▶ EXERCISE PROMPT: Please retype the data in full, exactly as given.

▶ INPUT RECORDS:
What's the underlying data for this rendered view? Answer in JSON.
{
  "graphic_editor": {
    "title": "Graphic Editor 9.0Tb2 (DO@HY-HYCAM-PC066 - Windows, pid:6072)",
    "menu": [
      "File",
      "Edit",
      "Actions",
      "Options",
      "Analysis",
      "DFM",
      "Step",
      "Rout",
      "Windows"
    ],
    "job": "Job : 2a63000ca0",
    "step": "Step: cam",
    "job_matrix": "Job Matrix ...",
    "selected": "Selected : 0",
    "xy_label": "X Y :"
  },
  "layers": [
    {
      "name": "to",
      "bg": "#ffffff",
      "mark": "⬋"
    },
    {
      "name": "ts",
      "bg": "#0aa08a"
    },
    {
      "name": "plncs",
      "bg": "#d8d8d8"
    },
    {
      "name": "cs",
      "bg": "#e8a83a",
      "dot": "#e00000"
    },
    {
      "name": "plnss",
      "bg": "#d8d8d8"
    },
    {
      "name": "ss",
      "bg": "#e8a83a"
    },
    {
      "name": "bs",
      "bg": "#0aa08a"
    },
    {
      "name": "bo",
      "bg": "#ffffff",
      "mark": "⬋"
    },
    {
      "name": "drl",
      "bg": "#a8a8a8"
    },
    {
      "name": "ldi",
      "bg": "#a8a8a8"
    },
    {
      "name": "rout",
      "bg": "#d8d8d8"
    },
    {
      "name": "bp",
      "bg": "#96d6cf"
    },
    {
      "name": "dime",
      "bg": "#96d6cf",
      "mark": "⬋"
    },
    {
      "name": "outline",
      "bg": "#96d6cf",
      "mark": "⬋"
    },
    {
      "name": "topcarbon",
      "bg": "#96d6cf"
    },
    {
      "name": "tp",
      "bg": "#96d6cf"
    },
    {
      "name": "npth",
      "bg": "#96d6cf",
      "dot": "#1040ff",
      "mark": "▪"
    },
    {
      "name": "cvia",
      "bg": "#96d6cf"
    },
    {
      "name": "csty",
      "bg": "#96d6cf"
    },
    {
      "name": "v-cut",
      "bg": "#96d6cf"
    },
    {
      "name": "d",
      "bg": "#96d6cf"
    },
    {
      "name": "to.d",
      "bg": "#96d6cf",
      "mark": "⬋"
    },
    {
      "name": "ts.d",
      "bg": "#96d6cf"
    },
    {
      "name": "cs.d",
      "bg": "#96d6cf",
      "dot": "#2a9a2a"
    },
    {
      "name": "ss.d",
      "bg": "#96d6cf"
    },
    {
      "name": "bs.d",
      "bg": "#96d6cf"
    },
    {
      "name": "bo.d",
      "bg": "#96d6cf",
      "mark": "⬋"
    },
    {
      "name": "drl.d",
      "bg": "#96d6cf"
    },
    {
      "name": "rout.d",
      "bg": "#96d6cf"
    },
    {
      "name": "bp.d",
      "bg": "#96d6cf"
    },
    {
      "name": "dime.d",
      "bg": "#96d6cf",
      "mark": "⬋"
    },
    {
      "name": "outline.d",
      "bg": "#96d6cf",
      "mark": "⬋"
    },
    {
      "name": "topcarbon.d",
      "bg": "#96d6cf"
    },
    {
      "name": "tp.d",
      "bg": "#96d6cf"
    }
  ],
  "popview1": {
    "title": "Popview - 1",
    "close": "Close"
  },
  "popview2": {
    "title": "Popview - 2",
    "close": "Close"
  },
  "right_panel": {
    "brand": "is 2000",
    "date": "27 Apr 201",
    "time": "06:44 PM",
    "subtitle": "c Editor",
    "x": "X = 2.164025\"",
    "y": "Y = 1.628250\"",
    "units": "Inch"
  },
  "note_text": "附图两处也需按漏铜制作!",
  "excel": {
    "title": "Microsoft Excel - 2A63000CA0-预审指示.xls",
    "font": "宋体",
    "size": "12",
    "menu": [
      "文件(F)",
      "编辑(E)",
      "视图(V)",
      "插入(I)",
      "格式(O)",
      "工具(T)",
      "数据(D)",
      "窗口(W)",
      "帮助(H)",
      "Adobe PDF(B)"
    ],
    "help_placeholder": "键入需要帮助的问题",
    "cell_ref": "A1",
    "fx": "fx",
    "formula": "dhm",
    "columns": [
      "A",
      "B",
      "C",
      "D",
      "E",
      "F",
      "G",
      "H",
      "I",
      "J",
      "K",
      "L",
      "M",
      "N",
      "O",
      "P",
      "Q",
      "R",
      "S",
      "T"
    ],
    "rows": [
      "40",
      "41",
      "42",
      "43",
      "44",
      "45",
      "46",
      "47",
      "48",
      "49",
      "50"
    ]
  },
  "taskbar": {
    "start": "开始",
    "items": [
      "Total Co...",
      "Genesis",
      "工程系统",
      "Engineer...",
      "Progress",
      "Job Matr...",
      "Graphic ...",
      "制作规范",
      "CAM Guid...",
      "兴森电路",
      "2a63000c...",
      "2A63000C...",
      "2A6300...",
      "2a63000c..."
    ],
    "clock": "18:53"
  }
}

▶ SOLUTION FOR THIS EXERCISE:
What's the underlying data for this rendered view? Answer in JSON.
{
  "graphic_editor": {
    "title": "Graphic Editor 9.0Tb2 (DO@HY-HYCAM-PC066 - Windows, pid:6072)",
    "menu": [
      "File",
      "Edit",
      "Actions",
      "Options",
      "Analysis",
      "DFM",
      "Step",
      "Rout",
      "Windows"
    ],
    "job": "Job : 2a63000ca0",
    "step": "Step: cam",
    "job_matrix": "Job Matrix ...",
    "selected": "Selected : 0",
    "xy_label": "X Y :"
  },
  "layers": [
    {
      "name": "to",
      "bg": "#ffffff",
      "mark": "⬋"
    },
    {
      "name": "ts",
      "bg": "#0aa08a"
    },
    {
      "name": "plncs",
      "bg": "#d8d8d8"
    },
    {
      "name": "cs",
      "bg": "#e8a83a",
      "dot": "#e00000"
    },
    {
      "name": "plnss",
      "bg": "#d8d8d8"
    },
    {
      "name": "ss",
      "bg": "#e8a83a"
    },
    {
      "name": "bs",
      "bg": "#0aa08a"
    },
    {
      "name": "bo",
      "bg": "#ffffff",
      "mark": "⬋"
    },
    {
      "name": "drl",
      "bg": "#a8a8a8"
    },
    {
      "name": "ldi",
      "bg": "#a8a8a8"
    },
    {
      "name": "rout",
      "bg": "#d8d8d8"
    },
    {
      "name": "bp",
      "bg": "#96d6cf"
    },
    {
      "name": "dime",
      "bg": "#96d6cf",
      "mark": "⬋"
    },
    {
      "name": "outline",
      "bg": "#96d6cf",
      "mark": "⬋"
    },
    {
      "name": "topcarbon",
      "bg": "#96d6cf"
    },
    {
      "name": "tp",
      "bg": "#96d6cf"
    },
    {
      "name": "npth",
      "bg": "#96d6cf",
      "dot": "#1040ff",
      "mark": "▪"
    },
    {
      "name": "cvia",
      "bg": "#96d6cf"
    },
    {
      "name": "csty",
      "bg": "#96d6cf"
    },
    {
      "name": "v-cut",
      "bg": "#96d6cf"
    },
    {
      "name": "d",
      "bg": "#96d6cf"
    },
    {
      "name": "to.d",
      "bg": "#96d6cf",
      "mark": "⬋"
    },
    {
      "name": "ts.d",
      "bg": "#96d6cf"
    },
    {
      "name": "cs.d",
      "bg": "#96d6cf",
      "dot": "#2a9a2a"
    },
    {
      "name": "ss.d",
      "bg": "#96d6cf"
    },
    {
      "name": "bs.d",
      "bg": "#96d6cf"
    },
    {
      "name": "bo.d",
      "bg": "#96d6cf",
      "mark": "⬋"
    },
    {
      "name": "drl.d",
      "bg": "#96d6cf"
    },
    {
      "name": "rout.d",
      "bg": "#96d6cf"
    },
    {
      "name": "bp.d",
      "bg": "#96d6cf"
    },
    {
      "name": "dime.d",
      "bg": "#96d6cf",
      "mark": "⬋"
    },
    {
      "name": "outline.d",
      "bg": "#96d6cf",
      "mark": "⬋"
    },
    {
      "name": "topcarbon.d",
      "bg": "#96d6cf"
    },
    {
      "name": "tp.d",
      "bg": "#96d6cf"
    }
  ],
  "popview1": {
    "title": "Popview - 1",
    "close": "Close"
  },
  "popview2": {
    "title": "Popview - 2",
    "close": "Close"
  },
  "right_panel": {
    "brand": "is 2000",
    "date": "27 Apr 201",
    "time": "06:44 PM",
    "subtitle": "c Editor",
    "x": "X = 2.164025\"",
    "y": "Y = 1.628250\"",
    "units": "Inch"
  },
  "note_text": "附图两处也需按漏铜制作!",
  "excel": {
    "title": "Microsoft Excel - 2A63000CA0-预审指示.xls",
    "font": "宋体",
    "size": "12",
    "menu": [
      "文件(F)",
      "编辑(E)",
      "视图(V)",
      "插入(I)",
      "格式(O)",
      "工具(T)",
      "数据(D)",
      "窗口(W)",
      "帮助(H)",
      "Adobe PDF(B)"
    ],
    "help_placeholder": "键入需要帮助的问题",
    "cell_ref": "A1",
    "fx": "fx",
    "formula": "dhm",
    "columns": [
      "A",
      "B",
      "C",
      "D",
      "E",
      "F",
      "G",
      "H",
      "I",
      "J",
      "K",
      "L",
      "M",
      "N",
      "O",
      "P",
      "Q",
      "R",
      "S",
      "T"
    ],
    "rows": [
      "40",
      "41",
      "42",
      "43",
      "44",
      "45",
      "46",
      "47",
      "48",
      "49",
      "50"
    ]
  },
  "taskbar": {
    "start": "开始",
    "items": [
      "Total Co...",
      "Genesis",
      "工程系统",
      "Engineer...",
      "Progress",
      "Job Matr...",
      "Graphic ...",
      "制作规范",
      "CAM Guid...",
      "兴森电路",
      "2a63000c...",
      "2A63000C...",
      "2A6300...",
      "2a63000c..."
    ],
    "clock": "18:53"
  }
}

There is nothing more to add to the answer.